## Records provided

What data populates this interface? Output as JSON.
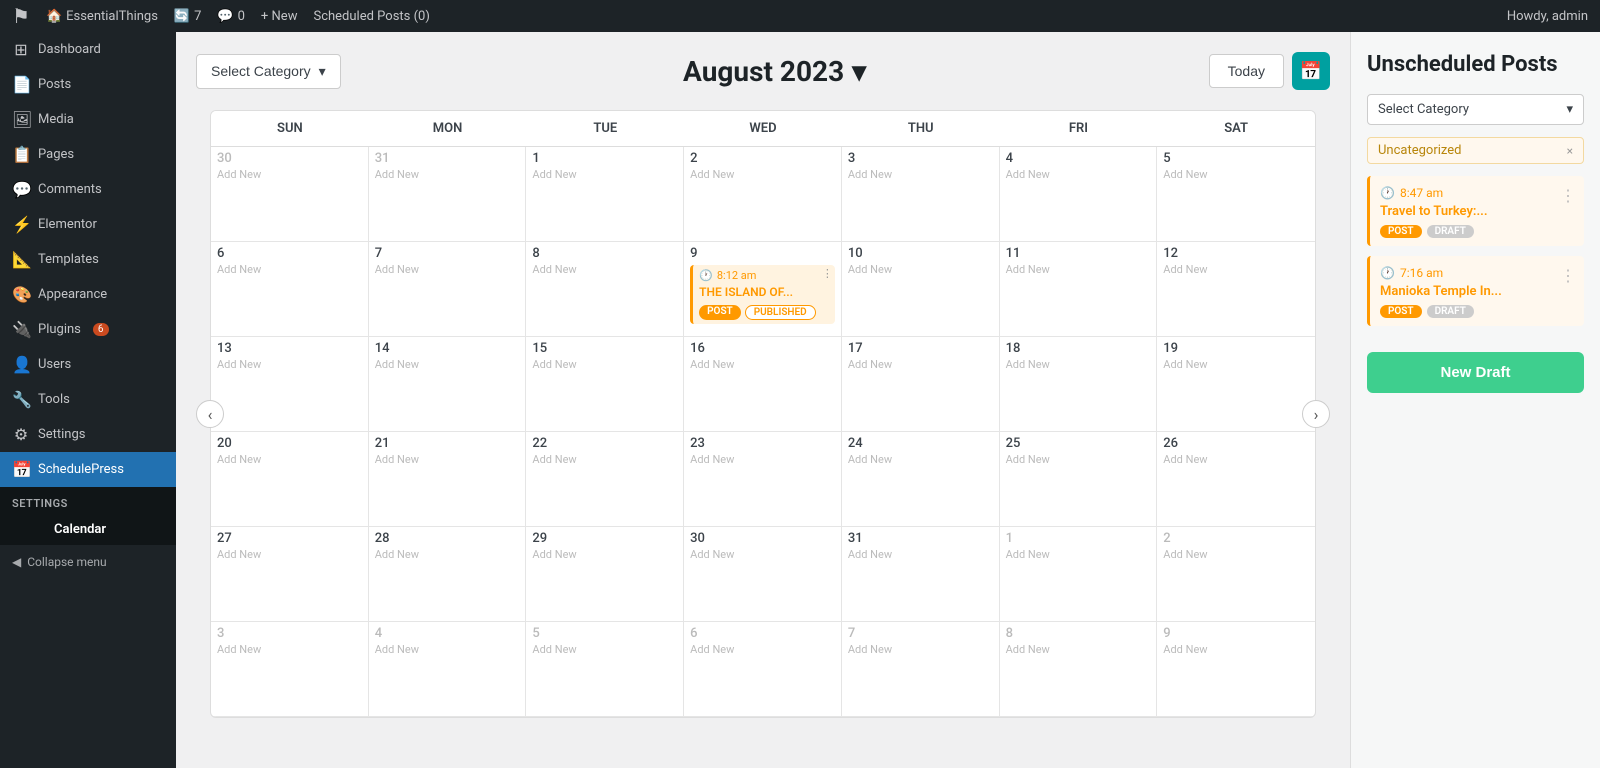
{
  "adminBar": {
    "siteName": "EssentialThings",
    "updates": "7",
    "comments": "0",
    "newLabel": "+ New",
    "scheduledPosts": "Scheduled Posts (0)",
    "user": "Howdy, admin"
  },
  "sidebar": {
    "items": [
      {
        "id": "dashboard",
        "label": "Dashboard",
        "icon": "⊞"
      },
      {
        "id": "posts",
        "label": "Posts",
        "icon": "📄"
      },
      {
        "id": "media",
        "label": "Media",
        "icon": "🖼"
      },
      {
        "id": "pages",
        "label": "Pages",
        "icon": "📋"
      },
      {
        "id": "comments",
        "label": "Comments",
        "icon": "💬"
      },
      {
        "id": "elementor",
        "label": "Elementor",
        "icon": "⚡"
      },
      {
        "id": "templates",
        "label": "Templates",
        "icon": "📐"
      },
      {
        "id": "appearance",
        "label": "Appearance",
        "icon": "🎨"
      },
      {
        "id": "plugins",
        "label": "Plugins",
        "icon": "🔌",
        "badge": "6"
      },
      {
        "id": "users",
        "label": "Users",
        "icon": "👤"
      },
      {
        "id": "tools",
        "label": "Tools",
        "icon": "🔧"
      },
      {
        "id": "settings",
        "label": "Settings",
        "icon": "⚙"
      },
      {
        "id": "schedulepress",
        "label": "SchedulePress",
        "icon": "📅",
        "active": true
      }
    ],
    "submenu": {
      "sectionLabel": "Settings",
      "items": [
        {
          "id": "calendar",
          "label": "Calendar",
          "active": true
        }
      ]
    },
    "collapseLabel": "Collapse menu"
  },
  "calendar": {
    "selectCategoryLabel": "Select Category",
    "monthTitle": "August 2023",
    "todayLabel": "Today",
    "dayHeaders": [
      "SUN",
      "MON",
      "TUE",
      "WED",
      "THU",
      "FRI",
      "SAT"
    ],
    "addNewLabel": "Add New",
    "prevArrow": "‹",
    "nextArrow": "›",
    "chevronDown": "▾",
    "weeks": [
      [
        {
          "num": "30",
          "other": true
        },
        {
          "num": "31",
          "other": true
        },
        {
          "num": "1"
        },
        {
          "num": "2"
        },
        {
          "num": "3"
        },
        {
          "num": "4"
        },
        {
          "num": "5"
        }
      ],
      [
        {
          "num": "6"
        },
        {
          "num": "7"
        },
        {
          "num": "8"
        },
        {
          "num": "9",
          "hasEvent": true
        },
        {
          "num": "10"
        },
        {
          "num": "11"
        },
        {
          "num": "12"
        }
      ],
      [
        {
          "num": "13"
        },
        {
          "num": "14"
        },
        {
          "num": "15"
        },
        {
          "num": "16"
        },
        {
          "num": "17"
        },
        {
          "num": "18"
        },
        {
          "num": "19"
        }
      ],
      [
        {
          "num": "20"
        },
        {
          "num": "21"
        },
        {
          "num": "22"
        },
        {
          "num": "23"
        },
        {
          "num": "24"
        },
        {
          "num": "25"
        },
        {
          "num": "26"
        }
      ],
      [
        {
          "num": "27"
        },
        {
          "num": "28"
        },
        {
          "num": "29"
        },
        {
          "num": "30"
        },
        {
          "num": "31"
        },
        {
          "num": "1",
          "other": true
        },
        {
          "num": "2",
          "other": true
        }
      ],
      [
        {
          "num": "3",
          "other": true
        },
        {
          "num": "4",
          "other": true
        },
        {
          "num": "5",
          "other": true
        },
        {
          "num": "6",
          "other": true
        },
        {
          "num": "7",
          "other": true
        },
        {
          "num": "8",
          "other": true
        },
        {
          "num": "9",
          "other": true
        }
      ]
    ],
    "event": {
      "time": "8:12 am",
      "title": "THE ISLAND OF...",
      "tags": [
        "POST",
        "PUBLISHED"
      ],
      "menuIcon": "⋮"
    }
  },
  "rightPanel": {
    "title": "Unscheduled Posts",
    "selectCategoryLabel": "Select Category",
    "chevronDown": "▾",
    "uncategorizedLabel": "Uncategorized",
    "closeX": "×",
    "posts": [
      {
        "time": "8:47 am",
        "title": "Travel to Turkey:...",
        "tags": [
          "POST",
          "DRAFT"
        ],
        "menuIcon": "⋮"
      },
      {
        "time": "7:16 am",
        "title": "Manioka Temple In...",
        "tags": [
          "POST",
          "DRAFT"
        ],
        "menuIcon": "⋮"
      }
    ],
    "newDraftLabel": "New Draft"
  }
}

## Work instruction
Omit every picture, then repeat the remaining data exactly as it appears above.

## Completed exercise
What data populates this interface? Output as JSON.
{
  "adminBar": {
    "siteName": "EssentialThings",
    "updates": "7",
    "comments": "0",
    "newLabel": "+ New",
    "scheduledPosts": "Scheduled Posts (0)",
    "user": "Howdy, admin"
  },
  "sidebar": {
    "items": [
      {
        "id": "dashboard",
        "label": "Dashboard",
        "icon": "⊞"
      },
      {
        "id": "posts",
        "label": "Posts",
        "icon": "📄"
      },
      {
        "id": "media",
        "label": "Media",
        "icon": "🖼"
      },
      {
        "id": "pages",
        "label": "Pages",
        "icon": "📋"
      },
      {
        "id": "comments",
        "label": "Comments",
        "icon": "💬"
      },
      {
        "id": "elementor",
        "label": "Elementor",
        "icon": "⚡"
      },
      {
        "id": "templates",
        "label": "Templates",
        "icon": "📐"
      },
      {
        "id": "appearance",
        "label": "Appearance",
        "icon": "🎨"
      },
      {
        "id": "plugins",
        "label": "Plugins",
        "icon": "🔌",
        "badge": "6"
      },
      {
        "id": "users",
        "label": "Users",
        "icon": "👤"
      },
      {
        "id": "tools",
        "label": "Tools",
        "icon": "🔧"
      },
      {
        "id": "settings",
        "label": "Settings",
        "icon": "⚙"
      },
      {
        "id": "schedulepress",
        "label": "SchedulePress",
        "icon": "📅",
        "active": true
      }
    ],
    "submenu": {
      "sectionLabel": "Settings",
      "items": [
        {
          "id": "calendar",
          "label": "Calendar",
          "active": true
        }
      ]
    },
    "collapseLabel": "Collapse menu"
  },
  "calendar": {
    "selectCategoryLabel": "Select Category",
    "monthTitle": "August 2023",
    "todayLabel": "Today",
    "dayHeaders": [
      "SUN",
      "MON",
      "TUE",
      "WED",
      "THU",
      "FRI",
      "SAT"
    ],
    "addNewLabel": "Add New",
    "prevArrow": "‹",
    "nextArrow": "›",
    "chevronDown": "▾",
    "weeks": [
      [
        {
          "num": "30",
          "other": true
        },
        {
          "num": "31",
          "other": true
        },
        {
          "num": "1"
        },
        {
          "num": "2"
        },
        {
          "num": "3"
        },
        {
          "num": "4"
        },
        {
          "num": "5"
        }
      ],
      [
        {
          "num": "6"
        },
        {
          "num": "7"
        },
        {
          "num": "8"
        },
        {
          "num": "9",
          "hasEvent": true
        },
        {
          "num": "10"
        },
        {
          "num": "11"
        },
        {
          "num": "12"
        }
      ],
      [
        {
          "num": "13"
        },
        {
          "num": "14"
        },
        {
          "num": "15"
        },
        {
          "num": "16"
        },
        {
          "num": "17"
        },
        {
          "num": "18"
        },
        {
          "num": "19"
        }
      ],
      [
        {
          "num": "20"
        },
        {
          "num": "21"
        },
        {
          "num": "22"
        },
        {
          "num": "23"
        },
        {
          "num": "24"
        },
        {
          "num": "25"
        },
        {
          "num": "26"
        }
      ],
      [
        {
          "num": "27"
        },
        {
          "num": "28"
        },
        {
          "num": "29"
        },
        {
          "num": "30"
        },
        {
          "num": "31"
        },
        {
          "num": "1",
          "other": true
        },
        {
          "num": "2",
          "other": true
        }
      ],
      [
        {
          "num": "3",
          "other": true
        },
        {
          "num": "4",
          "other": true
        },
        {
          "num": "5",
          "other": true
        },
        {
          "num": "6",
          "other": true
        },
        {
          "num": "7",
          "other": true
        },
        {
          "num": "8",
          "other": true
        },
        {
          "num": "9",
          "other": true
        }
      ]
    ],
    "event": {
      "time": "8:12 am",
      "title": "THE ISLAND OF...",
      "tags": [
        "POST",
        "PUBLISHED"
      ],
      "menuIcon": "⋮"
    }
  },
  "rightPanel": {
    "title": "Unscheduled Posts",
    "selectCategoryLabel": "Select Category",
    "chevronDown": "▾",
    "uncategorizedLabel": "Uncategorized",
    "closeX": "×",
    "posts": [
      {
        "time": "8:47 am",
        "title": "Travel to Turkey:...",
        "tags": [
          "POST",
          "DRAFT"
        ],
        "menuIcon": "⋮"
      },
      {
        "time": "7:16 am",
        "title": "Manioka Temple In...",
        "tags": [
          "POST",
          "DRAFT"
        ],
        "menuIcon": "⋮"
      }
    ],
    "newDraftLabel": "New Draft"
  }
}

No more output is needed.